• _WORK ITEM_: Each entry must be duplicated precisely, with nothing left out.
-*-
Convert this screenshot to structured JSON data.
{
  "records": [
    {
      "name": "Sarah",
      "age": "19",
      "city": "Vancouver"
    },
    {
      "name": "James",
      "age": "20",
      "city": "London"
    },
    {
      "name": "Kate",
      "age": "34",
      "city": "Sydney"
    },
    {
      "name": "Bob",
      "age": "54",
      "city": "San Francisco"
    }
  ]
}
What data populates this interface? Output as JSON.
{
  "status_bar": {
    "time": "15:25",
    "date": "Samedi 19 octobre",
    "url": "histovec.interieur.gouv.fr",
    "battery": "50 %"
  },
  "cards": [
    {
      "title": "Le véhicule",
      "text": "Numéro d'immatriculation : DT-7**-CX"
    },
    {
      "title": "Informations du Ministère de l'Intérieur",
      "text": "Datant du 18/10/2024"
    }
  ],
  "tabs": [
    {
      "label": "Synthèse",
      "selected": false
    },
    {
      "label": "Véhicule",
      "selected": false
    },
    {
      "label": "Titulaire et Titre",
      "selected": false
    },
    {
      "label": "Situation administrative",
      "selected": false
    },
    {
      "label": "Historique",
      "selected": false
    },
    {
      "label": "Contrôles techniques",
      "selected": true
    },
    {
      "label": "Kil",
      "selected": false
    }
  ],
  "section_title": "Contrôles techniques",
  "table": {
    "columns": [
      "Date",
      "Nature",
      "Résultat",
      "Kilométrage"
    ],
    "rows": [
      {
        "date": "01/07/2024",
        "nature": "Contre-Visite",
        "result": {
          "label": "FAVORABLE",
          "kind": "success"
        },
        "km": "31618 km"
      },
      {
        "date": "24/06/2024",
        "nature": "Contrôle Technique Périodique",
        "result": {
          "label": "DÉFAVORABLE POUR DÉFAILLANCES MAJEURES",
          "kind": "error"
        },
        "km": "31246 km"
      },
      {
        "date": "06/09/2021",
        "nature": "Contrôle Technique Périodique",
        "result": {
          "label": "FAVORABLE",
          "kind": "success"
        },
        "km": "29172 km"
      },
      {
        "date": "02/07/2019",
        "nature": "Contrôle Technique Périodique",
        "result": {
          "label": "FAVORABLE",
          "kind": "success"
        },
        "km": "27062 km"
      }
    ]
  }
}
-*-
• _RESPONSE BELOW_:
Convert this screenshot to structured JSON data.
{
  "records": [
    {
      "name": "Sarah",
      "age": "19",
      "city": "Vancouver"
    },
    {
      "name": "James",
      "age": "20",
      "city": "London"
    },
    {
      "name": "Kate",
      "age": "34",
      "city": "Sydney"
    },
    {
      "name": "Bob",
      "age": "54",
      "city": "San Francisco"
    }
  ]
}
What data populates this interface? Output as JSON.
{
  "status_bar": {
    "time": "15:25",
    "date": "Samedi 19 octobre",
    "url": "histovec.interieur.gouv.fr",
    "battery": "50 %"
  },
  "cards": [
    {
      "title": "Le véhicule",
      "text": "Numéro d'immatriculation : DT-7**-CX"
    },
    {
      "title": "Informations du Ministère de l'Intérieur",
      "text": "Datant du 18/10/2024"
    }
  ],
  "tabs": [
    {
      "label": "Synthèse",
      "selected": false
    },
    {
      "label": "Véhicule",
      "selected": false
    },
    {
      "label": "Titulaire et Titre",
      "selected": false
    },
    {
      "label": "Situation administrative",
      "selected": false
    },
    {
      "label": "Historique",
      "selected": false
    },
    {
      "label": "Contrôles techniques",
      "selected": true
    },
    {
      "label": "Kil",
      "selected": false
    }
  ],
  "section_title": "Contrôles techniques",
  "table": {
    "columns": [
      "Date",
      "Nature",
      "Résultat",
      "Kilométrage"
    ],
    "rows": [
      {
        "date": "01/07/2024",
        "nature": "Contre-Visite",
        "result": {
          "label": "FAVORABLE",
          "kind": "success"
        },
        "km": "31618 km"
      },
      {
        "date": "24/06/2024",
        "nature": "Contrôle Technique Périodique",
        "result": {
          "label": "DÉFAVORABLE POUR DÉFAILLANCES MAJEURES",
          "kind": "error"
        },
        "km": "31246 km"
      },
      {
        "date": "06/09/2021",
        "nature": "Contrôle Technique Périodique",
        "result": {
          "label": "FAVORABLE",
          "kind": "success"
        },
        "km": "29172 km"
      },
      {
        "date": "02/07/2019",
        "nature": "Contrôle Technique Périodique",
        "result": {
          "label": "FAVORABLE",
          "kind": "success"
        },
        "km": "27062 km"
      }
    ]
  }
}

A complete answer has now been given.